The state of
Men & Boys
The purpose of this research report is to enhance the community’s understanding of the status of African American boys and men in Baton Rouge in the following areas: socioeconomic well-being, academic achievement, health, quality of life indicators and the impact of access to and distribution of resources.
The report draws from scholarly journal articles, academic books, government documents, reports from national foundations, and other relevant sources to identify and empirically examine the status of African American boys and men in Baton Rouge and to provide brief descriptions of the dominant explanations for racial disparities between Black boys and men in Baton Rouge and other groups.The report also includes a call to interest-holders to address the roles of public policies and private practices in explaining variations in the quality of life of Baton Rouge residents by race and gender.
The document concludes with the introduction of a framework for engaging various interest-holders around issues impacting Black boys and men in the city
Save The Date
The Urban Congress on African American Boys & Men in Baton Rouge
Saturday, April 16, 2016
Baton Rouge Community College
Registration Coming Soon
Shaka Senghor is a leading voice in criminal justice reform and the Director of Strategy for #Cut50, a national bipartisan initiative to safely and smartly reduce the prison population by 50 percent by 2025. His memoir, Writing My Wrongs, is a redemption story told through a stunningly human portrait of what it’s like to grow up in the gravitational pull of poverty, violence, fear, and hopelessness. It’s an unforgettable tale of forgiveness and second chances, one that reminds us that our worst deeds don’t define who we are or what we can contribute to the world. His story has inspired thousands and serves as a powerful testament to the power of hope, compassion and unconditional love.
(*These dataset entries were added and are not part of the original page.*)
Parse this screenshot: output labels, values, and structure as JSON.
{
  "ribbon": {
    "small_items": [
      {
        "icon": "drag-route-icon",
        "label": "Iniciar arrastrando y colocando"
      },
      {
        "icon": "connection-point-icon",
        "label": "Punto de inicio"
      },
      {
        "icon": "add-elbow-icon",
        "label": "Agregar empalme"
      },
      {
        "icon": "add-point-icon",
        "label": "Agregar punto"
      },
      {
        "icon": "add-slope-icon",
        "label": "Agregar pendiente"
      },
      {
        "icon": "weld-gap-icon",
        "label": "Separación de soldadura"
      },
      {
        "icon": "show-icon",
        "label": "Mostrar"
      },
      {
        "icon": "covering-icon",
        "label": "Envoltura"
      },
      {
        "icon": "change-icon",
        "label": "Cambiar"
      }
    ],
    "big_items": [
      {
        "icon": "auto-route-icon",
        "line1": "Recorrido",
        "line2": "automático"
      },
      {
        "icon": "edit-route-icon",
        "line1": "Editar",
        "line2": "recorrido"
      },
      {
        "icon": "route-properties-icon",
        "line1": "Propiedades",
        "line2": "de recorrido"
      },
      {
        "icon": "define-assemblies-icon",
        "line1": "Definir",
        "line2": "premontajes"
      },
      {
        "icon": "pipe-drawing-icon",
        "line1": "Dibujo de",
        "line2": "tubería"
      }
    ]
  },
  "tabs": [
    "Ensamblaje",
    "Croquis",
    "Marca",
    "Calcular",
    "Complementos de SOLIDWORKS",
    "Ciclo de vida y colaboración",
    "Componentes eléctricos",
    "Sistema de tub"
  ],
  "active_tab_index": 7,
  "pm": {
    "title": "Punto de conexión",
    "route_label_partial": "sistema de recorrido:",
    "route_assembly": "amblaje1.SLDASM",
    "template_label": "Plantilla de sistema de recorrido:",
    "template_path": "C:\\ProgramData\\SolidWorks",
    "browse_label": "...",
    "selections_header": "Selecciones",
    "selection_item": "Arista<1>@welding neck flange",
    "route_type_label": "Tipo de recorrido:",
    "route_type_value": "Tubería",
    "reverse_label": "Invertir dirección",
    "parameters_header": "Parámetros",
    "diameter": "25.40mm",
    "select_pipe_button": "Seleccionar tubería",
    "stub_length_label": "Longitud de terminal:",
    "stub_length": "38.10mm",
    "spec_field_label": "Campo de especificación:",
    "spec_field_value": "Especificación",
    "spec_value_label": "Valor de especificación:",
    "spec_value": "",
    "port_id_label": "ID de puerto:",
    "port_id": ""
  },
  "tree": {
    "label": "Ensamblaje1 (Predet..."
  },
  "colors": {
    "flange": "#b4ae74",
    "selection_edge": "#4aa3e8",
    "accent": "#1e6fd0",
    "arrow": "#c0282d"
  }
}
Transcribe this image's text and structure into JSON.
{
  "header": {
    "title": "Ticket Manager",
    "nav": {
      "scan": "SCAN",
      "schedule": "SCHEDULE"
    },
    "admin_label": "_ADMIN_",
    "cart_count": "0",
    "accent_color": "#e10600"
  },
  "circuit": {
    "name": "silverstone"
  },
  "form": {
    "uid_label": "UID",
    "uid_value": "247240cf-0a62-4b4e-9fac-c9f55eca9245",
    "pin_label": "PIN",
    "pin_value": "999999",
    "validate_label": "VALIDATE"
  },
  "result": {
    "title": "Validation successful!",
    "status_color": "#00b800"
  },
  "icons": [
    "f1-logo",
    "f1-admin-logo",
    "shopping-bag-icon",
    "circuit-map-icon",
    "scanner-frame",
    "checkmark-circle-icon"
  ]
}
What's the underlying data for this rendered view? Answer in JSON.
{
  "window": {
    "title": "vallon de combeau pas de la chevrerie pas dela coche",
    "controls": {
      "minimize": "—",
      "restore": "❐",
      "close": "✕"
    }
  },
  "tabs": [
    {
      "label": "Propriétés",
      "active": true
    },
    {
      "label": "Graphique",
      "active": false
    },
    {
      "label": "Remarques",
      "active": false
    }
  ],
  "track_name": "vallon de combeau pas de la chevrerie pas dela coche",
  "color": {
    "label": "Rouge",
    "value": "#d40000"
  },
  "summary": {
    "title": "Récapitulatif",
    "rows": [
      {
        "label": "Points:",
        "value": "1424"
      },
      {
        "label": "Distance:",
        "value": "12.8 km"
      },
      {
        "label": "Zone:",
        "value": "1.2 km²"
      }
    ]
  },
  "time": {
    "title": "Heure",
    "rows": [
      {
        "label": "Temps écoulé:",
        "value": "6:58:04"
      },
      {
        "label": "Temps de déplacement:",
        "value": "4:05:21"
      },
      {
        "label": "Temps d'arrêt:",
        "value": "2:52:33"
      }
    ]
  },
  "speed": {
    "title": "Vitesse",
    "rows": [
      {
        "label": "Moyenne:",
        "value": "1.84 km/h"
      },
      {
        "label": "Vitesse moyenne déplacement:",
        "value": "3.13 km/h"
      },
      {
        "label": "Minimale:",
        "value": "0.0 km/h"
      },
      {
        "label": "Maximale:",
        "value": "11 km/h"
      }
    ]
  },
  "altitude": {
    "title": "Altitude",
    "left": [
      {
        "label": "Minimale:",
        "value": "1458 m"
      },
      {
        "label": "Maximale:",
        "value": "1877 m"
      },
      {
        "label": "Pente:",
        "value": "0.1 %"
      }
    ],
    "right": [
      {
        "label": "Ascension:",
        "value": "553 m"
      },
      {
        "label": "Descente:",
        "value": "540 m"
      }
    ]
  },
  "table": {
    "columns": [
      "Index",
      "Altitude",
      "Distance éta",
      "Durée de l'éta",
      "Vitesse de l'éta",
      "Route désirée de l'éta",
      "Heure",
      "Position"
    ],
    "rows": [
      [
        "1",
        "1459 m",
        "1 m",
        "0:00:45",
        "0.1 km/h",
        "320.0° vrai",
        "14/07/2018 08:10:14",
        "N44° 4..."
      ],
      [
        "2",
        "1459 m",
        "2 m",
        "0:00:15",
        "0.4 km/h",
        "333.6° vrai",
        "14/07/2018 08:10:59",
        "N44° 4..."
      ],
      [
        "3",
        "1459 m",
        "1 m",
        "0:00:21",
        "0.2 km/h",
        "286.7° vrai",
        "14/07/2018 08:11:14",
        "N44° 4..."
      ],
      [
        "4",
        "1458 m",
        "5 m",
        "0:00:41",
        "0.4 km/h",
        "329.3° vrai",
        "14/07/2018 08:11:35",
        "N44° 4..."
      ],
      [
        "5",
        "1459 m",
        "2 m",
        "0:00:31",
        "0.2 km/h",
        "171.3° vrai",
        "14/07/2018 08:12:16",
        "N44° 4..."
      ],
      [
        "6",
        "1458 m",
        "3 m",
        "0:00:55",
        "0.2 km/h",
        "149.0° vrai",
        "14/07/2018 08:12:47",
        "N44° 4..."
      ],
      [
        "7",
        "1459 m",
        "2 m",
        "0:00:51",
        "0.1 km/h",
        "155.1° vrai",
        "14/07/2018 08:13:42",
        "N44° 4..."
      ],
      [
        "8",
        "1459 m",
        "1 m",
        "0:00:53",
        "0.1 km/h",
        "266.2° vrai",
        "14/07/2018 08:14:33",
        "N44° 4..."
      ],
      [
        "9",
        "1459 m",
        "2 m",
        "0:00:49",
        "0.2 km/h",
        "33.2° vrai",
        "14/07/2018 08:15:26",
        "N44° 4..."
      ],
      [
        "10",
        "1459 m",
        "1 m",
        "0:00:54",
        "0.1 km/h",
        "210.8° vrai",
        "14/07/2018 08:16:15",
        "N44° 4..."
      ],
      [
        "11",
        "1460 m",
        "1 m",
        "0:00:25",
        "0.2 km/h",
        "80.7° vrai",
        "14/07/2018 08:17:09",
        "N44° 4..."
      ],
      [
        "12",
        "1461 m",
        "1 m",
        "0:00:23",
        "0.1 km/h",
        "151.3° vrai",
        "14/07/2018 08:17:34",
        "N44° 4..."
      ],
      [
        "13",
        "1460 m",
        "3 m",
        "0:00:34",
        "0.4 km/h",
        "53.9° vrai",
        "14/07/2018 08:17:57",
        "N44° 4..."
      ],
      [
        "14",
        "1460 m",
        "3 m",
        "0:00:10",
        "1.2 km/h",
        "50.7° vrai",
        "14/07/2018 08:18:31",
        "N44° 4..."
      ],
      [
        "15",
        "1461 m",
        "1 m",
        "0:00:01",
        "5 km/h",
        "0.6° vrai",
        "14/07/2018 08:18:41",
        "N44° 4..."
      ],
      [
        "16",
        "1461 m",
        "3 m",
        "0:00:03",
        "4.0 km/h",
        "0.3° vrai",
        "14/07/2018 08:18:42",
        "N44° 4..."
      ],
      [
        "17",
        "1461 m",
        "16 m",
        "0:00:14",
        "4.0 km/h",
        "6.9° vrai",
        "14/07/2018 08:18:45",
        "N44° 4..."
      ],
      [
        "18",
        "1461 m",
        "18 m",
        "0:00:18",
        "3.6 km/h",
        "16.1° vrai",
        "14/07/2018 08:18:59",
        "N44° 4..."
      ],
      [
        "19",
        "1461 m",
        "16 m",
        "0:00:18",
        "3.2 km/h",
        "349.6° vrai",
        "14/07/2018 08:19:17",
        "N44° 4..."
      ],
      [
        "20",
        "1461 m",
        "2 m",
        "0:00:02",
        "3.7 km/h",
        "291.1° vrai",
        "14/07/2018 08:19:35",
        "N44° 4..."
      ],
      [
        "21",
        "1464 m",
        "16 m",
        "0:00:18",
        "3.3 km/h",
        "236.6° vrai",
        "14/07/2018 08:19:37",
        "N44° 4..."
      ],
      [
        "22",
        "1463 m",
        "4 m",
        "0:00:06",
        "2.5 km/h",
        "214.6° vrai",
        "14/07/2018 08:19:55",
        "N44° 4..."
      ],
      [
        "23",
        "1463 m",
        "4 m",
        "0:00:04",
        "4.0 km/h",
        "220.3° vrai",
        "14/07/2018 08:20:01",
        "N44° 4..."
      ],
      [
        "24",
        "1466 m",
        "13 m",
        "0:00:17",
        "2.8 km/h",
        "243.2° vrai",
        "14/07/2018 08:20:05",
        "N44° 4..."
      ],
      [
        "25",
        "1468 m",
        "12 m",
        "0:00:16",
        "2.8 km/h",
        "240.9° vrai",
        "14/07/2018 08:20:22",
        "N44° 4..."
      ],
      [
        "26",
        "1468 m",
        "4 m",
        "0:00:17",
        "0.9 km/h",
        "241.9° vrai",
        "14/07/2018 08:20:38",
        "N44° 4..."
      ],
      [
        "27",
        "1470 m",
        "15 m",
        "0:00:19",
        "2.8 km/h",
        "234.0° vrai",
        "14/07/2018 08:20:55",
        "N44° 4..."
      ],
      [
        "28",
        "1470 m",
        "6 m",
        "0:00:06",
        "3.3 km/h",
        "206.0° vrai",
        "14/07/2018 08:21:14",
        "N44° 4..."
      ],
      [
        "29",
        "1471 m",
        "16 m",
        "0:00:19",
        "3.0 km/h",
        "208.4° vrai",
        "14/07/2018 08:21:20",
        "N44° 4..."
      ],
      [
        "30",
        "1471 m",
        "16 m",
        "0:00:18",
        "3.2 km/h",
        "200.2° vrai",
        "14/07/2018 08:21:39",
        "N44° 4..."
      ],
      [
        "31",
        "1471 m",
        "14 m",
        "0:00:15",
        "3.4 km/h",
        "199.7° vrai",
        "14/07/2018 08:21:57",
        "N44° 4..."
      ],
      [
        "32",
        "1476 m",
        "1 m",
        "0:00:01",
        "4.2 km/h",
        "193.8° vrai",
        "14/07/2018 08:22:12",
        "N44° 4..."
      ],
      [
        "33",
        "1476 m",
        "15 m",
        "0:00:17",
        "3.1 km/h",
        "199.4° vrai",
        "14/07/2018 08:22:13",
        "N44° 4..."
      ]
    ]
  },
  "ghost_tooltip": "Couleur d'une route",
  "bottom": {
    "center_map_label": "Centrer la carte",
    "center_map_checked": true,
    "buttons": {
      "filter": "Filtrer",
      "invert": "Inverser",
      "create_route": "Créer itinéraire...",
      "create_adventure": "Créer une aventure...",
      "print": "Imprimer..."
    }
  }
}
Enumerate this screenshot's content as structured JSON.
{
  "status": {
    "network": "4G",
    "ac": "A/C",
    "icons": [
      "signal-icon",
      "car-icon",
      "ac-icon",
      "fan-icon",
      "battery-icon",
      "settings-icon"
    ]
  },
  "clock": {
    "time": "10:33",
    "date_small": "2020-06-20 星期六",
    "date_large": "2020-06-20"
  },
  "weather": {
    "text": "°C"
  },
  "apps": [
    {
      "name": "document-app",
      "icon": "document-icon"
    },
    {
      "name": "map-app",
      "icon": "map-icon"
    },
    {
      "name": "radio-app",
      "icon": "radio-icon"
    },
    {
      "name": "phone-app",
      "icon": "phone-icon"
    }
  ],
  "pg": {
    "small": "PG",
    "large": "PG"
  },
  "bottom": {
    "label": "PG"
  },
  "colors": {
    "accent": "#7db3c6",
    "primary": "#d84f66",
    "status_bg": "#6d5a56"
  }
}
Oprah Winfrey has referred to her interview with Shaka for Super Soul Sunday as “one of the best I’ve ever had—not just in my career, but in my life… His story touched my soul.” Shaka’s TED Talk, which he delivered at TED’s 30th Anniversary Conference, received a standing ovation and has been viewed more than 1.2 million times; TED featured his talk in it’s “Year in Ideas” roundup, a collection of the most powerful TED Talks of 2014.
Shaka is the recipient of numerous awards, including the 2015 Manchester University Innovator of the Year Award and the 2012 Black Male Engagement (BMe) Leadership Award. He was a 2014 TED Prize finalist for The Atonement Project, which is designed to help victims and violent offenders heal through the power of the arts. Shaka is a former MIT Media Lab Director’s Fellow, and a current Fellow in the inaugural class of the W.K. Kellogg Foundation’s Community Leadership Network. He has taught at the University of Michigan and shares his story of redemption around the world.
Trabian Shorters is founder and CEO of BMe. He began the initiative while serving as vice president of the Knight Foundation. With the full blessing of his board and CEO, and with a generous donation from the foundation, Trabian left Knight Foundation on July 1, 2013 to grow the BMe Community. Trabian has a long history in building innovative networks for the public good. First as one of the authors of AmeriCorps, then as a founder of an innovative nonprofit technology support network which was backed by both AOL and Microsoft in 1999. He went on to be the director of Ashoka-US, which funds and networks outstanding social entrepreneurs, before joining the Knight Foundation wherein he managed a $300M portfolio for 6 years and led Knight’s groundbreaking Community Information Challenge. Based upon the research of Daniel Kahneman, Chip Heath, Jonah Sachs, Monique Sternin and Jonah Berger; Trabian devised a community engagement and transformation theory called “Asset-Framing” and through the Knight Foundation he worked with social impact design firm, Context Partners, and marketing giant, Ogilvy & Mather, to apply it regarding black males of Baltimore, Detroit, Philadelphia and Pittsburgh.
The Urban Congress Planning Committee
Adell Brown – Southern University Agricultural Center
Brandon Smith – LSU Office of Academic Affairs
Darrin Goss – Capital Area United Way
Dr. Lori Martin – LSU Department of Sociology
Emanuel Andrews III – Pennington Biomedical Research Center.
Marc Garnier – Aetna Better Health of Louisiana
George Bell – Baton Rouge General
Tommy Morris – Baton Rouge Community College
John Daniel – Boys Hope Girls Hope
Michael Victorian – 100 Black Men
Michael Seaberry – LSU Black Male Initiative